I’ve been following Democrats for Life of America for a while now, after discovering them last year. I’ve written about my perspective on building a culture of life in America, and specifically on the need to create a true spectrum of choice in terms of our thinking and public policies. I joined Democrats for Life as a basic member today because I heard good things about their recent conference in Philadelphia and particularly because I’m impressed with their successes in advancing the Pregnant Women Support Act through the Affordable Care Act:

The Pregnant Women Support Act – the Pregnancy Assistance Fund (PAF) is one of our proudest accomplishments. Signed into law as part of the Affordable Care Act, 17 States received PAF grants and are now helping pregnant women. It is not enough to simply oppose abortion; we must provide support and provide options for women facing unplanned or crisis pregnancies.

Senator Casey (D-PA) introduced legislation to expand the PAF. Please contact your Senator and urge him or her to support S. 144, the Pregnancy Assistance Fund Expansion Act.

Background:

DFLA proposed a comprehensive plan that will reduce the number of abortions by 95% in the next 10 years by promoting abstinence, personal responsibility, adoptions and support for women and families who are facing unplanned pregnancy. The 95-10 Initiative seeks to reduce the number of abortions in America through Federal, state and local efforts as well as support and encouragement to volunteers and dedicated people on the front lines helping pregnant women. Much attention has been given to ending abortion or keeping it legal. We believe that we must do more to reduce the abortion rate by helping and supporting pregnant women. …

We support helping pregnant women who wish to carry their children to term but because of lack of resources believe abortion is their only option. Senator Bob Casey (D-PA), Congressman Lincoln Davis (D-TN) and Pro-life Democrats in Congress who share this same commitment introduced the Pregnant Women Support Act in the U.S Senate and U.S House. The legislation is a comprehensive approach to provide support for pregnant women who want to carry their child to term. Most of the provisions were included in the Affordable Care Act (ACA) under the Pregnancy Assistance Fund (PAF).

Some of the programs included are:

  • establish a toll-free number to direct women to places that will provide support
  • collect accurate data on why women choose abortion
  • provide Pregnancy Counseling and Childcare on University Campuses
  • provide accurate information to patients receiving a positive result from prenatal testing
  • provide counseling in maternity group homes;
  • increase the adoption tax credit and it permanent
  • eliminate pregnancy as a pre-existing condition with respect to health care;
  • provide grants for ultrasound equipment;
  • support informed consent for Abortion Services;
  • increase awareness about violence against pregnant women;
  • require the SCHIP to cover pregnant women and unborn children;
  • provide free home visits by registered nurses for new mothers.

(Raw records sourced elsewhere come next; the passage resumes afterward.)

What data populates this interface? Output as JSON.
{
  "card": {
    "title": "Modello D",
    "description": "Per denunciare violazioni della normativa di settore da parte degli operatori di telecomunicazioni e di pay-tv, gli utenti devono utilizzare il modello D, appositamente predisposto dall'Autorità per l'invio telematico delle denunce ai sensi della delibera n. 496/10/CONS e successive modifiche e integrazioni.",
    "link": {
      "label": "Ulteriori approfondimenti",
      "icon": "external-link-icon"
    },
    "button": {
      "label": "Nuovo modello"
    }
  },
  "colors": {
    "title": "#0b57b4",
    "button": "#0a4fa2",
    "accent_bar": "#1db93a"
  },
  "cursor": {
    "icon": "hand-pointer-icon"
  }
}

I would support Planned Parenthood if they no longer performed abortions, and instead focused on delivering on their pro-choice philosophy in a life-affirming way that equally supports both mother and child. In the meantime, measures like the ones Democrats for Life advocate are necessary steps toward public policy that recognizes that abortion should be “rare” as President Clinton envisioned. Today it’s not rare, and I have to think a huge part of the reason is because culturally we’re not empowering mothers and fathers to feel that they have any practical alternative other than abortion.